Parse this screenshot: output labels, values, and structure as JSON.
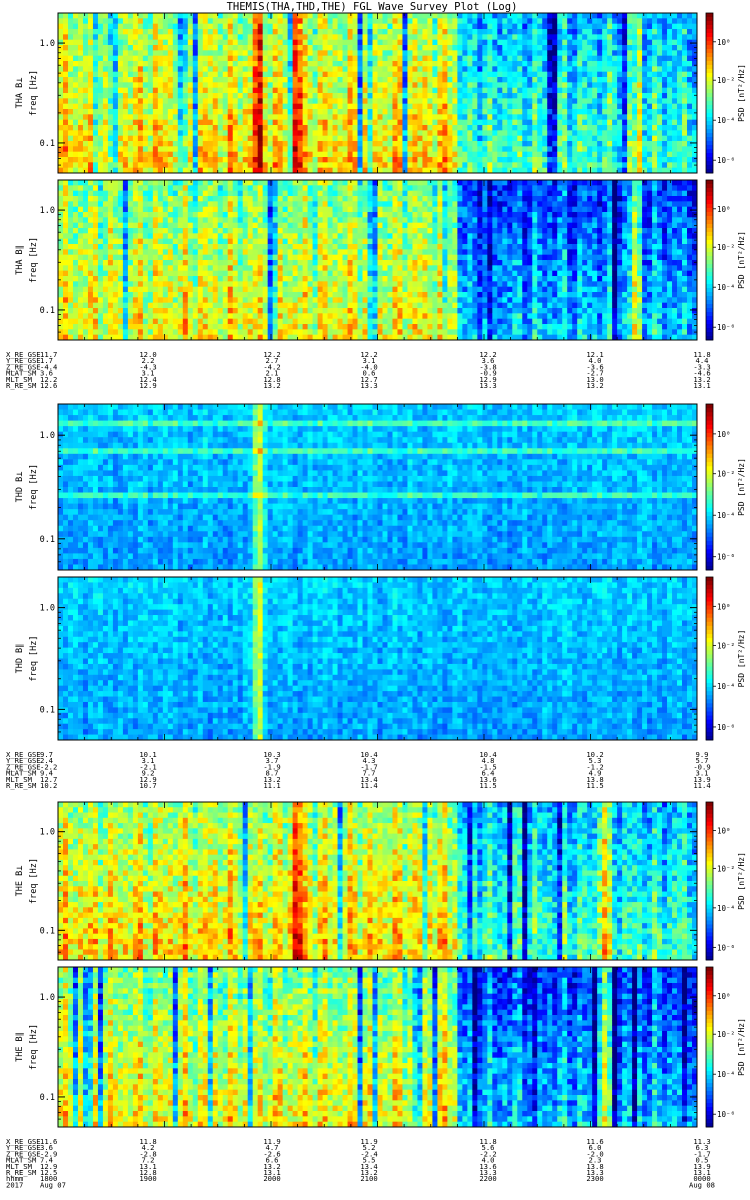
{
  "chart_data": {
    "type": "heatmap",
    "title": "THEMIS(THA,THD,THE) FGL Wave Survey Plot (Log)",
    "colorbar_label": "PSD [nT²/Hz]",
    "colorbar_ticks": [
      "10⁰",
      "10⁻²",
      "10⁻⁴",
      "10⁻⁶"
    ],
    "freq_label": "freq [Hz]",
    "freq_ticks": [
      "1.0",
      "0.1"
    ],
    "freq_range_hz": [
      0.05,
      2.0
    ],
    "time_range_hhmm": [
      "1800",
      "0000"
    ],
    "probes": [
      {
        "panels": [
          {
            "label": "THA B⊥",
            "style": "active",
            "peaks": [
              0.31,
              0.37,
              0.9
            ]
          },
          {
            "label": "THA B∥",
            "style": "active-dark",
            "peaks": [
              0.9
            ]
          }
        ],
        "ephemeris": [
          {
            "name": "X_RE_GSE",
            "values": [
              "11.7",
              "12.0",
              "12.2",
              "12.2",
              "12.2",
              "12.1",
              "11.8"
            ]
          },
          {
            "name": "Y_RE_GSE",
            "values": [
              "1.7",
              "2.2",
              "2.7",
              "3.1",
              "3.6",
              "4.0",
              "4.4"
            ]
          },
          {
            "name": "Z_RE_GSE",
            "values": [
              "-4.4",
              "-4.3",
              "-4.2",
              "-4.0",
              "-3.8",
              "-3.6",
              "-3.3"
            ]
          },
          {
            "name": "MLAT_SM",
            "values": [
              "3.6",
              "3.1",
              "2.1",
              "0.6",
              "-0.9",
              "-2.7",
              "-4.6"
            ]
          },
          {
            "name": "MLT_SM",
            "values": [
              "12.2",
              "12.4",
              "12.8",
              "12.7",
              "12.9",
              "13.0",
              "13.2"
            ]
          },
          {
            "name": "R_RE_SM",
            "values": [
              "12.6",
              "12.9",
              "13.2",
              "13.3",
              "13.3",
              "13.2",
              "13.1"
            ]
          }
        ]
      },
      {
        "panels": [
          {
            "label": "THD B⊥",
            "style": "quiet",
            "peaks": [
              0.31
            ]
          },
          {
            "label": "THD B∥",
            "style": "quiet-dark",
            "peaks": [
              0.31
            ]
          }
        ],
        "ephemeris": [
          {
            "name": "X_RE_GSE",
            "values": [
              "9.7",
              "10.1",
              "10.3",
              "10.4",
              "10.4",
              "10.2",
              "9.9"
            ]
          },
          {
            "name": "Y_RE_GSE",
            "values": [
              "2.4",
              "3.1",
              "3.7",
              "4.3",
              "4.8",
              "5.3",
              "5.7"
            ]
          },
          {
            "name": "Z_RE_GSE",
            "values": [
              "-2.2",
              "-2.1",
              "-1.9",
              "-1.7",
              "-1.5",
              "-1.2",
              "-0.9"
            ]
          },
          {
            "name": "MLAT_SM",
            "values": [
              "9.4",
              "9.2",
              "8.7",
              "7.7",
              "6.4",
              "4.9",
              "3.1"
            ]
          },
          {
            "name": "MLT_SM",
            "values": [
              "12.7",
              "12.9",
              "13.2",
              "13.4",
              "13.6",
              "13.8",
              "13.9"
            ]
          },
          {
            "name": "R_RE_SM",
            "values": [
              "10.2",
              "10.7",
              "11.1",
              "11.4",
              "11.5",
              "11.5",
              "11.4"
            ]
          }
        ]
      },
      {
        "panels": [
          {
            "label": "THE B⊥",
            "style": "active",
            "peaks": [
              0.37,
              0.85
            ]
          },
          {
            "label": "THE B∥",
            "style": "active-dark",
            "peaks": [
              0.85
            ]
          }
        ],
        "ephemeris": [
          {
            "name": "X_RE_GSE",
            "values": [
              "11.6",
              "11.8",
              "11.9",
              "11.9",
              "11.8",
              "11.6",
              "11.3"
            ]
          },
          {
            "name": "Y_RE_GSE",
            "values": [
              "3.6",
              "4.2",
              "4.7",
              "5.2",
              "5.6",
              "6.0",
              "6.3"
            ]
          },
          {
            "name": "Z_RE_GSE",
            "values": [
              "-2.9",
              "-2.8",
              "-2.6",
              "-2.4",
              "-2.2",
              "-2.0",
              "-1.7"
            ]
          },
          {
            "name": "MLAT_SM",
            "values": [
              "7.4",
              "7.2",
              "6.6",
              "5.5",
              "4.0",
              "2.3",
              "0.5"
            ]
          },
          {
            "name": "MLT_SM",
            "values": [
              "12.9",
              "13.1",
              "13.2",
              "13.4",
              "13.6",
              "13.8",
              "13.9"
            ]
          },
          {
            "name": "R_RE_SM",
            "values": [
              "12.5",
              "12.8",
              "13.1",
              "13.2",
              "13.3",
              "13.3",
              "13.1"
            ]
          }
        ],
        "time_axis": {
          "hhmm": [
            "1800",
            "1900",
            "2000",
            "2100",
            "2200",
            "2300",
            "0000"
          ],
          "row_label": "hhmm",
          "date_year": "2017",
          "date_start": "Aug 07",
          "date_end": "Aug 08"
        }
      }
    ]
  }
}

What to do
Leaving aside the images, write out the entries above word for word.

Reply
Parse this screenshot: output labels, values, and structure as JSON.
{
  "chart_data": {
    "type": "heatmap",
    "title": "THEMIS(THA,THD,THE) FGL Wave Survey Plot (Log)",
    "colorbar_label": "PSD [nT²/Hz]",
    "colorbar_ticks": [
      "10⁰",
      "10⁻²",
      "10⁻⁴",
      "10⁻⁶"
    ],
    "freq_label": "freq [Hz]",
    "freq_ticks": [
      "1.0",
      "0.1"
    ],
    "freq_range_hz": [
      0.05,
      2.0
    ],
    "time_range_hhmm": [
      "1800",
      "0000"
    ],
    "probes": [
      {
        "panels": [
          {
            "label": "THA B⊥",
            "style": "active",
            "peaks": [
              0.31,
              0.37,
              0.9
            ]
          },
          {
            "label": "THA B∥",
            "style": "active-dark",
            "peaks": [
              0.9
            ]
          }
        ],
        "ephemeris": [
          {
            "name": "X_RE_GSE",
            "values": [
              "11.7",
              "12.0",
              "12.2",
              "12.2",
              "12.2",
              "12.1",
              "11.8"
            ]
          },
          {
            "name": "Y_RE_GSE",
            "values": [
              "1.7",
              "2.2",
              "2.7",
              "3.1",
              "3.6",
              "4.0",
              "4.4"
            ]
          },
          {
            "name": "Z_RE_GSE",
            "values": [
              "-4.4",
              "-4.3",
              "-4.2",
              "-4.0",
              "-3.8",
              "-3.6",
              "-3.3"
            ]
          },
          {
            "name": "MLAT_SM",
            "values": [
              "3.6",
              "3.1",
              "2.1",
              "0.6",
              "-0.9",
              "-2.7",
              "-4.6"
            ]
          },
          {
            "name": "MLT_SM",
            "values": [
              "12.2",
              "12.4",
              "12.8",
              "12.7",
              "12.9",
              "13.0",
              "13.2"
            ]
          },
          {
            "name": "R_RE_SM",
            "values": [
              "12.6",
              "12.9",
              "13.2",
              "13.3",
              "13.3",
              "13.2",
              "13.1"
            ]
          }
        ]
      },
      {
        "panels": [
          {
            "label": "THD B⊥",
            "style": "quiet",
            "peaks": [
              0.31
            ]
          },
          {
            "label": "THD B∥",
            "style": "quiet-dark",
            "peaks": [
              0.31
            ]
          }
        ],
        "ephemeris": [
          {
            "name": "X_RE_GSE",
            "values": [
              "9.7",
              "10.1",
              "10.3",
              "10.4",
              "10.4",
              "10.2",
              "9.9"
            ]
          },
          {
            "name": "Y_RE_GSE",
            "values": [
              "2.4",
              "3.1",
              "3.7",
              "4.3",
              "4.8",
              "5.3",
              "5.7"
            ]
          },
          {
            "name": "Z_RE_GSE",
            "values": [
              "-2.2",
              "-2.1",
              "-1.9",
              "-1.7",
              "-1.5",
              "-1.2",
              "-0.9"
            ]
          },
          {
            "name": "MLAT_SM",
            "values": [
              "9.4",
              "9.2",
              "8.7",
              "7.7",
              "6.4",
              "4.9",
              "3.1"
            ]
          },
          {
            "name": "MLT_SM",
            "values": [
              "12.7",
              "12.9",
              "13.2",
              "13.4",
              "13.6",
              "13.8",
              "13.9"
            ]
          },
          {
            "name": "R_RE_SM",
            "values": [
              "10.2",
              "10.7",
              "11.1",
              "11.4",
              "11.5",
              "11.5",
              "11.4"
            ]
          }
        ]
      },
      {
        "panels": [
          {
            "label": "THE B⊥",
            "style": "active",
            "peaks": [
              0.37,
              0.85
            ]
          },
          {
            "label": "THE B∥",
            "style": "active-dark",
            "peaks": [
              0.85
            ]
          }
        ],
        "ephemeris": [
          {
            "name": "X_RE_GSE",
            "values": [
              "11.6",
              "11.8",
              "11.9",
              "11.9",
              "11.8",
              "11.6",
              "11.3"
            ]
          },
          {
            "name": "Y_RE_GSE",
            "values": [
              "3.6",
              "4.2",
              "4.7",
              "5.2",
              "5.6",
              "6.0",
              "6.3"
            ]
          },
          {
            "name": "Z_RE_GSE",
            "values": [
              "-2.9",
              "-2.8",
              "-2.6",
              "-2.4",
              "-2.2",
              "-2.0",
              "-1.7"
            ]
          },
          {
            "name": "MLAT_SM",
            "values": [
              "7.4",
              "7.2",
              "6.6",
              "5.5",
              "4.0",
              "2.3",
              "0.5"
            ]
          },
          {
            "name": "MLT_SM",
            "values": [
              "12.9",
              "13.1",
              "13.2",
              "13.4",
              "13.6",
              "13.8",
              "13.9"
            ]
          },
          {
            "name": "R_RE_SM",
            "values": [
              "12.5",
              "12.8",
              "13.1",
              "13.2",
              "13.3",
              "13.3",
              "13.1"
            ]
          }
        ],
        "time_axis": {
          "hhmm": [
            "1800",
            "1900",
            "2000",
            "2100",
            "2200",
            "2300",
            "0000"
          ],
          "row_label": "hhmm",
          "date_year": "2017",
          "date_start": "Aug 07",
          "date_end": "Aug 08"
        }
      }
    ]
  }
}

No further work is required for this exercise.